An amendment to the constitution of the US state of Ohio, which passed in a referendum on November 7, 2023, does not allow abortion through the full term of a pregnancy, contrary to what is claimed by posts on social networks. The measure continues to prohibit abortion after "fetal viability" -- approximately 22-24 weeks during gestation -- unless a doctor believes a pregnant patient's life or health is in danger, experts told AFP.
"So in Ohio you can now kill a baby up until the moment of birth for any reason and then smoke weed to try to erase your pain," says a November 7 X post, formerly known as Twitter.
States have been rapidly legislating and litigating reproductive rights in response to the June 24, 2022 US Supreme Court ruling in Dobbs v. Jackson which overturned the landmark Roe v. Wade decision that had recognized abortion as a nationwide constitutional right since 1973.
Following the federal court's decision, a local law went into effect in Ohio banning most abortions -- even in cases of rape or incest -- as soon as a heartbeat can be detected, approximately six weeks after fertilization.
But it was suspended in October 2022 after State Judge Christian Jenkins issued a ruling to allow pregnant people to access abortion up to approximately 22 weeks of a normal pregnancy of 39 to 40 weeks.
On November 7, 2023 a referendum was put to voters, asking whether to include the right to abortion in Ohio's constitution under Issue 1 or the Ohio Reproductive Freedom Amendment (archived here). A majority voted "yes" to enshrine abortion rights into the state's constitution, in what may well be a forerunner on an issue likely to dominate next year's US presidential race.
The amendment grabbed nationwide attention as groups on both sides of the debate shared a flurry of ads online, some misrepresenting the measure. Experts contacted by AFP agreed the latest claims do just that, by stating Issue 1 allows for unrestricted abortion access.
The newly passed amendment says that every individual has "a right to make and carry out one's own reproductive decisions" on issues such as abortion, contraception, fertility-related treatments and miscarriages.
However, it specifies that termination of pregnancy may be prohibited once the fetus is deemed viable outside the womb -- unless the treating physician determines the pregnant patient's life or health is at stake.
Tracy Thomas, director of the Center for Constitutional Law at The University of Akron, Ohio, who focuses on gender and civil rights issues, told AFP on November 6: "The amendment specifically says that the government may prohibit abortion after fetal viability at about 23 weeks."
Additionally, Thomas said there is already a federal law that prohibits "late-term procedures (so-called partial-birth abortions)."
These judgments should be decided by doctors practicing evidence-based medicine, not "an arbitrary time established by the government," she said.
Daniel Kobil, a professor at the Capital University Law School in Ohio and expert in constitutional law, said this amendment allows for reasonable regulations consistent with what has existed in that state for the past fifty years, adding it is "far from creating an unlimited abortion regime."

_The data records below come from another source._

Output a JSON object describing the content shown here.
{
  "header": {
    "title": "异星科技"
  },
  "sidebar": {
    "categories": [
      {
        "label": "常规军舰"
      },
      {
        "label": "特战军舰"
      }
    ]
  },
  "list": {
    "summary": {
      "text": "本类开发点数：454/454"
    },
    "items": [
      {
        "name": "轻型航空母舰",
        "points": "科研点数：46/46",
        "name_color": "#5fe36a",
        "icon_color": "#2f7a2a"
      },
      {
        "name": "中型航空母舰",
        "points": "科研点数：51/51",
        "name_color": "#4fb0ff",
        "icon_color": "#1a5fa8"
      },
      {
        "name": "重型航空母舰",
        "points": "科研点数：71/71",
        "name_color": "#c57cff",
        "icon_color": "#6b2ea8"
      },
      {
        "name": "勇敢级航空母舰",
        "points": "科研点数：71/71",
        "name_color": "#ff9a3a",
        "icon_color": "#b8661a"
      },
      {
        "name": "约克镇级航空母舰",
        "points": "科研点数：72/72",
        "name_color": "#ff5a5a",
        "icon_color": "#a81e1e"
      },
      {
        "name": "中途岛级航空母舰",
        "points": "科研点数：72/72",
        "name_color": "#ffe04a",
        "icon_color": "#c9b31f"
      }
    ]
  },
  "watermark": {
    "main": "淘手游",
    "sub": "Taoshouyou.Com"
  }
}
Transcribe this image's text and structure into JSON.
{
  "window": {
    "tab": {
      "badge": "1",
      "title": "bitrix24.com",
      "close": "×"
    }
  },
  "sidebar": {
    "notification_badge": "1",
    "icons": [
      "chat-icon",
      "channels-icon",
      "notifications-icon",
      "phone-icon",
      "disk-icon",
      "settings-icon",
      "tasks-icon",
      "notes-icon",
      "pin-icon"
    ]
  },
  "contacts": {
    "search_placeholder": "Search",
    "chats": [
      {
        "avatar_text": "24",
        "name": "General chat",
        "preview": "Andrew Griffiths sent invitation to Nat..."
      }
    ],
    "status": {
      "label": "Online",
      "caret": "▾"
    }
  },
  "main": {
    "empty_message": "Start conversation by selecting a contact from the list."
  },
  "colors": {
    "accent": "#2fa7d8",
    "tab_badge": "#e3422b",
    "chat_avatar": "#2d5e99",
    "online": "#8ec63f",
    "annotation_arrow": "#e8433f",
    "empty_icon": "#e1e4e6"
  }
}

Jessie Hill, an attorney specializing in constitutional law and reproductive rights, echoed this, adding that exceptions to protect the pregnant patient's health "are extremely rare" and "often occur in tragic circumstances."
Hill said the law in Ohio had previously allowed for abortions to protect the pregnant patient "and there were no abortions in Ohio after 24 weeks of pregnancy for the past several years. There is no such thing as an abortion at 9 months of pregnancy."
The constitutional amendment will ensure that private medical decisions are made by patients and doctors without the government interfering and imposing the threat of criminal penalties for serious crimes she said.
Athenians for Bodily Autonomy, one of the activist organizations behind Issue 1, based in Athens, Ohio, told AFP in a November 7 email: "In short, it would return things to the status quo prior to the Dobbs decision last year."
Rights of minors
Additional claims focused on how Issue 1 would impact minors.
"It will also remove parental consent for minors seeking abortion," says a November 6 X post.
These posts erroneously claim that the amendment will allow minors to have abortions without parental consent.
Hill, who is also a professor of law at Case Western Reserve University, said current law in Ohio (archived here) requires minors to have parental consent for an abortion, similar to other medical procedures, and "nothing in the amendment addresses or changes that rule."
In 1990, the state of Ohio successfully defended the constitutionality of its parental consent rule for minors seeking to terminate a pregnancy in the case of Ohio v. Akron Reproductive Health Center (archived here).
Jonathan Entin, another law professor at Case Western, pointed out that there is no language regarding this topic in Issue 1.
According to Entin, the Supreme Court has recognized and upheld the law establishing parental consent in abortion cases both in Ohio and in other states -- even when the federal right to abortion was recognized.
AFP has fact-checked other claims about abortion here.